Provided data Block Start

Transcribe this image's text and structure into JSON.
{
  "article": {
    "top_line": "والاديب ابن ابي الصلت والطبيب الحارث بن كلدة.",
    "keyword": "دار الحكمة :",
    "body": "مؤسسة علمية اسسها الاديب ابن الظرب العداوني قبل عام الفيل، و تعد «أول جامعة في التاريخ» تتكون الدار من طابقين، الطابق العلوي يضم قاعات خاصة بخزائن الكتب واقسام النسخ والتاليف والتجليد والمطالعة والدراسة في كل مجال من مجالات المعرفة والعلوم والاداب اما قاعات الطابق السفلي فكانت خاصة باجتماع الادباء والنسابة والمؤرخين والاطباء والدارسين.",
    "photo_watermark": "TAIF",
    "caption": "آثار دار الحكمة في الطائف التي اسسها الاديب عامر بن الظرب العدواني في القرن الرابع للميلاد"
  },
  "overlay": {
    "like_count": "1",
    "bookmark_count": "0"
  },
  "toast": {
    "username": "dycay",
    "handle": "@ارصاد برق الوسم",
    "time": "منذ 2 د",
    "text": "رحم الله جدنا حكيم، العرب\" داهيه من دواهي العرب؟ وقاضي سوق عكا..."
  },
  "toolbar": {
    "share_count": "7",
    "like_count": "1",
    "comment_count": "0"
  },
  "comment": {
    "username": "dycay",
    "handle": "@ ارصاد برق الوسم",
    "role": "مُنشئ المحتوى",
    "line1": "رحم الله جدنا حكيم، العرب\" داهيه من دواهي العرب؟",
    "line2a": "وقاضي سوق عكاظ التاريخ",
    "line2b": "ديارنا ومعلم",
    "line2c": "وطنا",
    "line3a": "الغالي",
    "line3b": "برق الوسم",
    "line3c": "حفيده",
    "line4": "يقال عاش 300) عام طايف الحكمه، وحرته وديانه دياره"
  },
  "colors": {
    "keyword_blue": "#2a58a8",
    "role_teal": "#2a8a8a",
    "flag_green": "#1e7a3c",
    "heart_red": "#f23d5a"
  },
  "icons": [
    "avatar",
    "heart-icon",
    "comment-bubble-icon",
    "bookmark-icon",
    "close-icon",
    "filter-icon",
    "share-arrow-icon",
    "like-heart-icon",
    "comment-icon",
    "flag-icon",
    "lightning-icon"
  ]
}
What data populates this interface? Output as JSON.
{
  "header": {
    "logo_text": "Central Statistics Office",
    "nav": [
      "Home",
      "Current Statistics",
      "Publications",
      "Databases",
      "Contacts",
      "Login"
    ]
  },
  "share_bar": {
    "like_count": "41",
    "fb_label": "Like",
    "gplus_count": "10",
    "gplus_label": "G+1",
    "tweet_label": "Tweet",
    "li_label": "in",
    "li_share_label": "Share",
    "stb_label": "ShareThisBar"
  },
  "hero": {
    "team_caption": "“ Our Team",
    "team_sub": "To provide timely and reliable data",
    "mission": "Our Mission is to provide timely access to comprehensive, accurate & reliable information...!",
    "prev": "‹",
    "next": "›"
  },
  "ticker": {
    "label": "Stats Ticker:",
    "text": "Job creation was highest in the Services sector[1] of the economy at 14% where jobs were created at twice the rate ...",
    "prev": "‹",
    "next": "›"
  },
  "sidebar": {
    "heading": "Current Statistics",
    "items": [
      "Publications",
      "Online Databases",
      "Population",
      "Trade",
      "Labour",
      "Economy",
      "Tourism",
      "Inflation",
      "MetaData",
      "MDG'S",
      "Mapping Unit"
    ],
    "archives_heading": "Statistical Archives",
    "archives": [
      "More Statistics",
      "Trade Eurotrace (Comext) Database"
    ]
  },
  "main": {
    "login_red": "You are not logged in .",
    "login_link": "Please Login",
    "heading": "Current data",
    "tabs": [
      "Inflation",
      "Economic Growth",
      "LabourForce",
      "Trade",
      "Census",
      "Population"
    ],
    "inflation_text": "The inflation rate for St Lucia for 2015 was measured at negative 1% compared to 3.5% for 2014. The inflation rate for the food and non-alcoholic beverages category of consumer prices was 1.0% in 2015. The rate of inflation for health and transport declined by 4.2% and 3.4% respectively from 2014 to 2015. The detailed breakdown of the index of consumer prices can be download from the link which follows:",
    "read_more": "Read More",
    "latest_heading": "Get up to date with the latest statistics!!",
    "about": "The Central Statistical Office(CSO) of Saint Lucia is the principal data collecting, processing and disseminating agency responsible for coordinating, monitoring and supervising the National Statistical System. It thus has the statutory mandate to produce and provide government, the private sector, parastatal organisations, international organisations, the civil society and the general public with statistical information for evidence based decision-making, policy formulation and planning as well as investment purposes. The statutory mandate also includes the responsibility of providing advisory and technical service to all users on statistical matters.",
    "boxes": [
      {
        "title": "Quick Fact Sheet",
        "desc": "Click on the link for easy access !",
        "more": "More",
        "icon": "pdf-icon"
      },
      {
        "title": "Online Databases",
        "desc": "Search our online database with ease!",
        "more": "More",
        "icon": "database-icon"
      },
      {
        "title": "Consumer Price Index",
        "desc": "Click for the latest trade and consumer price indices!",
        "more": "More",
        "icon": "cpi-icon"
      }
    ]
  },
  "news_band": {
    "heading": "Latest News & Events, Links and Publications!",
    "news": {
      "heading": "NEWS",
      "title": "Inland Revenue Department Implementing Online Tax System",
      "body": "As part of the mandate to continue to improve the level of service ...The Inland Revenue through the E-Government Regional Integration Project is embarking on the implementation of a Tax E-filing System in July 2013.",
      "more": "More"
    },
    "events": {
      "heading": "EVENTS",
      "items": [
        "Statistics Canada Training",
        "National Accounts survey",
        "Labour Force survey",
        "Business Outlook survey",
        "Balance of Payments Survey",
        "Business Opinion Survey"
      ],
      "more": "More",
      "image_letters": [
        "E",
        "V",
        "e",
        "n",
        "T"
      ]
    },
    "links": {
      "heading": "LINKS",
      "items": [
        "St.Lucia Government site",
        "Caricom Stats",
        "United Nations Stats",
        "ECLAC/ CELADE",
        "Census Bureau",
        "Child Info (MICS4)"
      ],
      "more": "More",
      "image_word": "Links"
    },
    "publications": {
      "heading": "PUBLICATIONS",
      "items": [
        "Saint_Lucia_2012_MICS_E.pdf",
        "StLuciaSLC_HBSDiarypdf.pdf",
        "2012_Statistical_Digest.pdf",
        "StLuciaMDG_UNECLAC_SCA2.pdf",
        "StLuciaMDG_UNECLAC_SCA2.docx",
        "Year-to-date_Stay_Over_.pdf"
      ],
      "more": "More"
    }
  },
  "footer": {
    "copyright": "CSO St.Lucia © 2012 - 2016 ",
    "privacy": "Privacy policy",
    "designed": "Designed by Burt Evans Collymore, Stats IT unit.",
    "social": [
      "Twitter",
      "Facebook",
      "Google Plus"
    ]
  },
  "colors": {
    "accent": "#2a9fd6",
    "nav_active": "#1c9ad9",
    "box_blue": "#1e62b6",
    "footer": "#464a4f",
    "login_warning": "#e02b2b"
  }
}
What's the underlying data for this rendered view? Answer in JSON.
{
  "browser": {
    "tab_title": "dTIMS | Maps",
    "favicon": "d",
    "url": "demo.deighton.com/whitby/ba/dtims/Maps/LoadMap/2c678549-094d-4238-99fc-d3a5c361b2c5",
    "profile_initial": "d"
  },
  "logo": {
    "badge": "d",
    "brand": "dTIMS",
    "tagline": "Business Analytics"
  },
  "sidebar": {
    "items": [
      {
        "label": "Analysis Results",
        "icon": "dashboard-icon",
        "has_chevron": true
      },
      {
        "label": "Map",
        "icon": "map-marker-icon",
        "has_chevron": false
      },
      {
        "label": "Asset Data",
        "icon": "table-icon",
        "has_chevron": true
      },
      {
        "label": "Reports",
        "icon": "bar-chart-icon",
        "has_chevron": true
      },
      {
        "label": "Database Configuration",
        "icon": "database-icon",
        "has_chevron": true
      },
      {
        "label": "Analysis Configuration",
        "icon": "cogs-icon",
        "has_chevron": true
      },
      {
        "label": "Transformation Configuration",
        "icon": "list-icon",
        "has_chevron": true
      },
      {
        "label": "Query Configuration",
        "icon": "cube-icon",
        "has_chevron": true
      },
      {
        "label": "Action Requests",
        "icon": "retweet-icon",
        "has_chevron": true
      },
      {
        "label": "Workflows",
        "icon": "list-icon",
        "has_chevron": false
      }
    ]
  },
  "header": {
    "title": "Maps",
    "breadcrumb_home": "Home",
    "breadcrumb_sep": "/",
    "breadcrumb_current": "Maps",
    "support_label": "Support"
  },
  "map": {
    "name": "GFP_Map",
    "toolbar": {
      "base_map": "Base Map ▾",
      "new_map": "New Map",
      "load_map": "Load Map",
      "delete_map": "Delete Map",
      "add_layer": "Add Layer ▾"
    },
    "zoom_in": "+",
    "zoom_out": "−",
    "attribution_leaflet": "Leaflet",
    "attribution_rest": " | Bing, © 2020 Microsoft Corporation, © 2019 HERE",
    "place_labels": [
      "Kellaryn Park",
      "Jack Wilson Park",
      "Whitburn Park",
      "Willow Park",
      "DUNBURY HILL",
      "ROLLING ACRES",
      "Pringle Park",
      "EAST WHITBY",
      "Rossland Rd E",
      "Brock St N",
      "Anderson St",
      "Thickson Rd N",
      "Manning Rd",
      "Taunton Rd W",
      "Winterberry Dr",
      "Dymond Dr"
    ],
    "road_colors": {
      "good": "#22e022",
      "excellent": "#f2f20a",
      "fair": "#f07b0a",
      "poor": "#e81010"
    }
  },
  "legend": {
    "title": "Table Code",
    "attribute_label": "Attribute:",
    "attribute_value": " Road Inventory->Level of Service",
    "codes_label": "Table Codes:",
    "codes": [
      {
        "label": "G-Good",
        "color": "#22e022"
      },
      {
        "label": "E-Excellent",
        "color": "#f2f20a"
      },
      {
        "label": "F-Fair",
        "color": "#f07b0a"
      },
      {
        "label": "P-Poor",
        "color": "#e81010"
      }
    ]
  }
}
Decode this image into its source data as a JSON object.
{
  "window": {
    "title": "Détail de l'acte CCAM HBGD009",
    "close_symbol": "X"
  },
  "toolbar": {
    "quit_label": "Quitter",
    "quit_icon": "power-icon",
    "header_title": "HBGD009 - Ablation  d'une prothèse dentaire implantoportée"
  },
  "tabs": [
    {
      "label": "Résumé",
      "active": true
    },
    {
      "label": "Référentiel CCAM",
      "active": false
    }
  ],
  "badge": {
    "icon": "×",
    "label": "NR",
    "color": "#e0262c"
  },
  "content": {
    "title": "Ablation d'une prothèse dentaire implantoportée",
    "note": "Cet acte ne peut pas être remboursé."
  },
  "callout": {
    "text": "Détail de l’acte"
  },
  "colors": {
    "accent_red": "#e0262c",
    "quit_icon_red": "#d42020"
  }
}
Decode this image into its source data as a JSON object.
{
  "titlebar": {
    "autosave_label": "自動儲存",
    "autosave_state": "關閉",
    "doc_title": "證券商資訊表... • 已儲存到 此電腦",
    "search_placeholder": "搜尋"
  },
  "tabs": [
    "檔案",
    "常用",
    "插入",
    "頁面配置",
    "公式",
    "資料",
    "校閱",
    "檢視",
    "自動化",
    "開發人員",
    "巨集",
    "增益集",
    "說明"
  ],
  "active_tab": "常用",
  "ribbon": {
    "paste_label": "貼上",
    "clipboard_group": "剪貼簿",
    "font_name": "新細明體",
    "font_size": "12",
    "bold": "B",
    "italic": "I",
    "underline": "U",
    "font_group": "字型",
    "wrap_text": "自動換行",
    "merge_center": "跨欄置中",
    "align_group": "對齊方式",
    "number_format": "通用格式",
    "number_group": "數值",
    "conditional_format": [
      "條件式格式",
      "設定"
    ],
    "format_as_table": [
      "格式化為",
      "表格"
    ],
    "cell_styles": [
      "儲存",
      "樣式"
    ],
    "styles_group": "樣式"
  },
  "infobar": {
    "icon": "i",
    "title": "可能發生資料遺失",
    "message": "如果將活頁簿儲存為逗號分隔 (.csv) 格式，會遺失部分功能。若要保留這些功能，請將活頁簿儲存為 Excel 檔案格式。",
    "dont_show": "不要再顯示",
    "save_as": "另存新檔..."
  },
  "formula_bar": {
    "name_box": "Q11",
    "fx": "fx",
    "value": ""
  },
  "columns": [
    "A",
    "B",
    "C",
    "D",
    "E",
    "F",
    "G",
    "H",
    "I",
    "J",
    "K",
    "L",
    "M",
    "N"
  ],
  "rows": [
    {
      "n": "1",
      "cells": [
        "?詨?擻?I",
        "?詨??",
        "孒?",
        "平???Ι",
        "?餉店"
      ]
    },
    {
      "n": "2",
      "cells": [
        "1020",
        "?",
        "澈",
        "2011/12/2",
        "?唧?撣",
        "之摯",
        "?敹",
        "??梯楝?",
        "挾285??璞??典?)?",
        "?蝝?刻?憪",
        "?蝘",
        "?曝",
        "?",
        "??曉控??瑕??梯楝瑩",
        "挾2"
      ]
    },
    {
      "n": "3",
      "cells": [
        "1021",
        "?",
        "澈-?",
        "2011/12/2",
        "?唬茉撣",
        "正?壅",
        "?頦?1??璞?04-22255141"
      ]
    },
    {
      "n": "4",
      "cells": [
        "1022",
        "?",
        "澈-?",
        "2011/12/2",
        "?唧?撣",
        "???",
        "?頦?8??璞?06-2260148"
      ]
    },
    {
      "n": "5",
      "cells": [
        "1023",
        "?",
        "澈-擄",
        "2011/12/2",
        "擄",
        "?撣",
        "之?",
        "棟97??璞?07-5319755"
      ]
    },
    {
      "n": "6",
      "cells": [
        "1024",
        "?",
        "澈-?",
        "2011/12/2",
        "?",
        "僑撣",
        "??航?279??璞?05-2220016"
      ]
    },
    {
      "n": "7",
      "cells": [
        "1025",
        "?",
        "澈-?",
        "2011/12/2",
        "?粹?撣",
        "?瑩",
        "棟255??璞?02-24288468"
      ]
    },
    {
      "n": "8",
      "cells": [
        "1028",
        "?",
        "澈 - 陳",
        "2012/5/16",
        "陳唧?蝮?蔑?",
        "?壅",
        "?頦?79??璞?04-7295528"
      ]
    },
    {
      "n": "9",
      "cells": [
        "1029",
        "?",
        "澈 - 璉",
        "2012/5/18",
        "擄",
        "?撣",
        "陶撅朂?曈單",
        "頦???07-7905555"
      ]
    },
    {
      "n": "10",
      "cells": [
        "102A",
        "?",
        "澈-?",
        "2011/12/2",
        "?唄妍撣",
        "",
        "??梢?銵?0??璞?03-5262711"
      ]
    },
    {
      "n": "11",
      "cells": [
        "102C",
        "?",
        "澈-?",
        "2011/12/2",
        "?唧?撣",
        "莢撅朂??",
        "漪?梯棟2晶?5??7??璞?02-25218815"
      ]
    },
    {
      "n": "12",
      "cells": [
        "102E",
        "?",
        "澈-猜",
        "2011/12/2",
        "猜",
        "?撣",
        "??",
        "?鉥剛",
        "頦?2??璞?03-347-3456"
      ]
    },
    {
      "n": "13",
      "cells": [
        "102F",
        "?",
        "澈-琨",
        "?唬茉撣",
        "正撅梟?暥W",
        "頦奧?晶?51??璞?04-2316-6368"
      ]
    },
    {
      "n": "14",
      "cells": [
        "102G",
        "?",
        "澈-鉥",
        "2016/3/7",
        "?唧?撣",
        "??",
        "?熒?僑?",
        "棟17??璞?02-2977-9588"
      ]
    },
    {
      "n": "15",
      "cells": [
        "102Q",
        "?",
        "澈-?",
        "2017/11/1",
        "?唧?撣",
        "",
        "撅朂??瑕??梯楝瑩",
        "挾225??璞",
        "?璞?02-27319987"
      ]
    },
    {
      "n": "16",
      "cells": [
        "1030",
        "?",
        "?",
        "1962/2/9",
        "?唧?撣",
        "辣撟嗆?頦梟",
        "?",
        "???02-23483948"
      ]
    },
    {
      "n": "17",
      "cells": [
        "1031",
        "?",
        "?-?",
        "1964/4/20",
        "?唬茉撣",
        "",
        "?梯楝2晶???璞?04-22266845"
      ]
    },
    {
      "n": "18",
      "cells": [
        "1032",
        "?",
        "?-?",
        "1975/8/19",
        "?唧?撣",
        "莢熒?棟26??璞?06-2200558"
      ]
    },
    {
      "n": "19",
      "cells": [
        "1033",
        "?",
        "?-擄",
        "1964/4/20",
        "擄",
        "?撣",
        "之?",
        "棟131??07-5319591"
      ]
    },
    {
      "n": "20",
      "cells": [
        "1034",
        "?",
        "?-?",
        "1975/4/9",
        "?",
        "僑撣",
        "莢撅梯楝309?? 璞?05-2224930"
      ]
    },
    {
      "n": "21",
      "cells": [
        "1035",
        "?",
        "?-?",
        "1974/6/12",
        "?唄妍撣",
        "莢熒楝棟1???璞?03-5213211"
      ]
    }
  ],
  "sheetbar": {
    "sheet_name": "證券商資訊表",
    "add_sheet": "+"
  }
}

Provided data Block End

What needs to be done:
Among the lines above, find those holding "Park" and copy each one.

Reply to the exercise:
      "Kellaryn Park",
      "Jack Wilson Park",
      "Whitburn Park",
      "Willow Park",
      "Pringle Park",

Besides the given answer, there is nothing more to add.